According to Marijuana Business Daily, sales could reach $75 million in the first 12 months and eventually top off between $450 and $550 million annually as the cannabis trade moves out of the hands of illegal drug cartels and into the hands of law-abiding, tax-paying businesses.
As you can see this is a huge opportunity for young cannabis companies in Las Vegas and Nevada - and an equally big opportunity for cannabis investors.
Here's How You Can Potentially Profit
Terra Tech (OTC:TRTC) owns and operates five cannabis dispensaries under the name Blum. Its largest dispensary - for now - is located in Oakland. Its other four dispensaries are located in Nevada - with three of those location in Las Vegas and the final in Reno.
Despite its potential, Terra Tech has had a pretty brutal run in 2017.
Shares opened the year trading at $0.35. In May shares bottomed out at $0.16 - a 56% decline.
Those declines were driven by concerns over Terra TechTMs second quarter earnings report from April.
The problem that has been plaguing Terra Tech is that as revenue grows, so does its net loss.
For example, in the second quarter, revenue was up 340% from the same period last year to $6.8 million. Obviously that's awesome.

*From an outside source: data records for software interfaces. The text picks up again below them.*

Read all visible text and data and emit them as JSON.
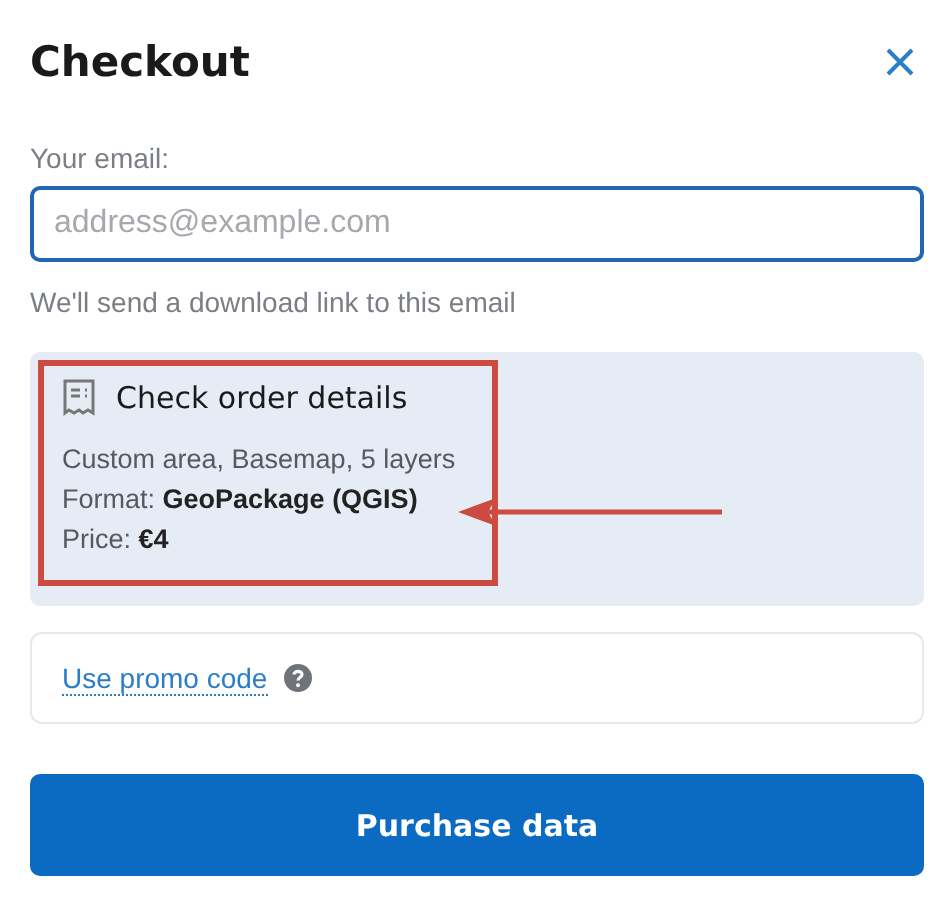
{
  "title": "Checkout",
  "email": {
    "label": "Your email:",
    "placeholder": "address@example.com",
    "hint": "We'll send a download link to this email"
  },
  "order": {
    "heading": "Check order details",
    "highlighted": true,
    "lines": [
      "Custom area, Basemap, 5 layers",
      "Format: **GeoPackage (QGIS)**",
      "Price: **€4**"
    ]
  },
  "promo": {
    "link": "Use promo code"
  },
  "button": "Purchase data"
}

But while revenue increased, so did its loss. Net loss increased to $10.1 million from $4.1 million. Earnings fell from a loss of $0.1 to $0.02.
However, it looks like investors are once again getting interested in Terra Tech as the Nevada recreational market takes flight.
On July 3 when reports coming out of Las Vegas showed that early cannabis demand was stronger than even the most bullish projections, Terra Tech got a nice boost, jumping from $0.195 to $0.24, about 23%. Take a look at the nice bounce below.
The Big Picture Analysis On Terra Tech
Terra Tech still has a lot of work ahead to continue growing sales and move into profitability. Right now it looks like this stock is moving back into favor with investors with Nevada going legal on July 1. This could be the spark that triggers a longer-term rally.
Moving forward, I will be advising members of Cannabis Stock Trades on whether this is a long-term holding or a chance to grab a quick profit.
The information contained in this post is for informational and educational purposes only. The trading ideas and stock selections represented on the Cannabis Stock Trades website are not tailored to your individual investment needs. Readers and members are advised to consult with their financial advisor before entering into any trade. Cannabis stocks carry a certain level of risk and we accept no responsibility for any potential losses. All trades, patterns, charts, systems, etc. discussed are for illustrative purposes only and not to be construed as specific advisory recommendations. All ideas and material presented are entirely those of the author and do not necessarily reflect those of the publisher.